Web page and app entries
┏━━

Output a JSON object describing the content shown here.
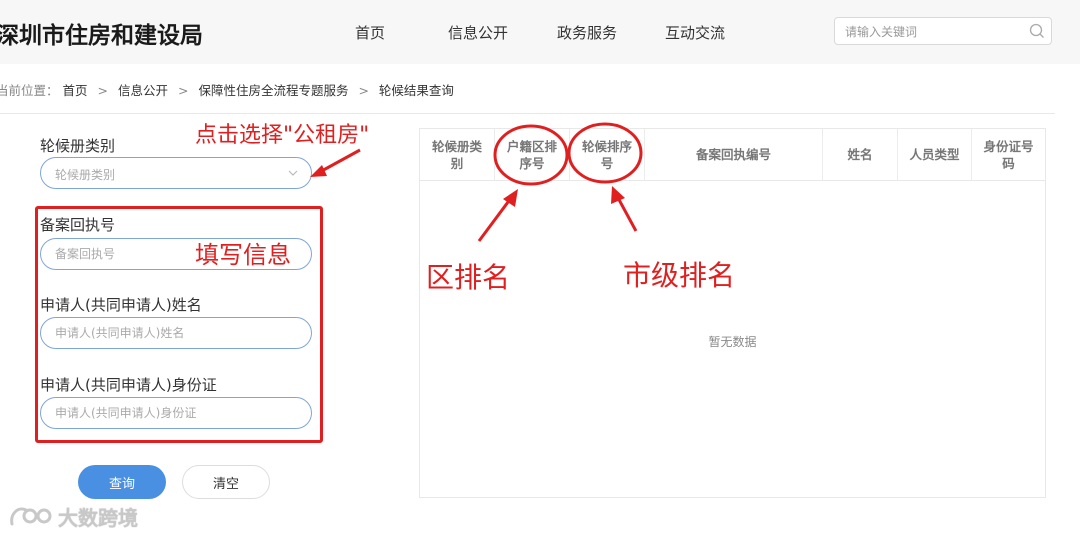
{
  "header": {
    "site_title": "深圳市住房和建设局",
    "nav": [
      "首页",
      "信息公开",
      "政务服务",
      "互动交流"
    ],
    "search_placeholder": "请输入关键词"
  },
  "breadcrumb": {
    "prefix": "当前位置：",
    "items": [
      "首页",
      "信息公开",
      "保障性住房全流程专题服务",
      "轮候结果查询"
    ],
    "separator": ">"
  },
  "form": {
    "category_label": "轮候册类别",
    "category_placeholder": "轮候册类别",
    "receipt_label": "备案回执号",
    "receipt_placeholder": "备案回执号",
    "name_label": "申请人(共同申请人)姓名",
    "name_placeholder": "申请人(共同申请人)姓名",
    "id_label": "申请人(共同申请人)身份证",
    "id_placeholder": "申请人(共同申请人)身份证",
    "query_button": "查询",
    "clear_button": "清空"
  },
  "table": {
    "headers": [
      "轮候册类别",
      "户籍区排序号",
      "轮候排序号",
      "备案回执编号",
      "姓名",
      "人员类型",
      "身份证号码"
    ],
    "empty_text": "暂无数据"
  },
  "annotations": {
    "select_hint": "点击选择\"公租房\"",
    "fill_hint": "填写信息",
    "district_rank": "区排名",
    "city_rank": "市级排名",
    "color": "#e02020"
  },
  "watermark": {
    "text": "大数跨境"
  },
  "colors": {
    "accent": "#4a90e2",
    "input_border": "#7fa6d9",
    "header_bg": "#f7f7f7"
  }
}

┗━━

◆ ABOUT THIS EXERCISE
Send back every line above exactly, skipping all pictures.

◆ SOLUTION FOR THIS TASK
Output a JSON object describing the content shown here.
{
  "header": {
    "site_title": "深圳市住房和建设局",
    "nav": [
      "首页",
      "信息公开",
      "政务服务",
      "互动交流"
    ],
    "search_placeholder": "请输入关键词"
  },
  "breadcrumb": {
    "prefix": "当前位置：",
    "items": [
      "首页",
      "信息公开",
      "保障性住房全流程专题服务",
      "轮候结果查询"
    ],
    "separator": ">"
  },
  "form": {
    "category_label": "轮候册类别",
    "category_placeholder": "轮候册类别",
    "receipt_label": "备案回执号",
    "receipt_placeholder": "备案回执号",
    "name_label": "申请人(共同申请人)姓名",
    "name_placeholder": "申请人(共同申请人)姓名",
    "id_label": "申请人(共同申请人)身份证",
    "id_placeholder": "申请人(共同申请人)身份证",
    "query_button": "查询",
    "clear_button": "清空"
  },
  "table": {
    "headers": [
      "轮候册类别",
      "户籍区排序号",
      "轮候排序号",
      "备案回执编号",
      "姓名",
      "人员类型",
      "身份证号码"
    ],
    "empty_text": "暂无数据"
  },
  "annotations": {
    "select_hint": "点击选择\"公租房\"",
    "fill_hint": "填写信息",
    "district_rank": "区排名",
    "city_rank": "市级排名",
    "color": "#e02020"
  },
  "watermark": {
    "text": "大数跨境"
  },
  "colors": {
    "accent": "#4a90e2",
    "input_border": "#7fa6d9",
    "header_bg": "#f7f7f7"
  }
}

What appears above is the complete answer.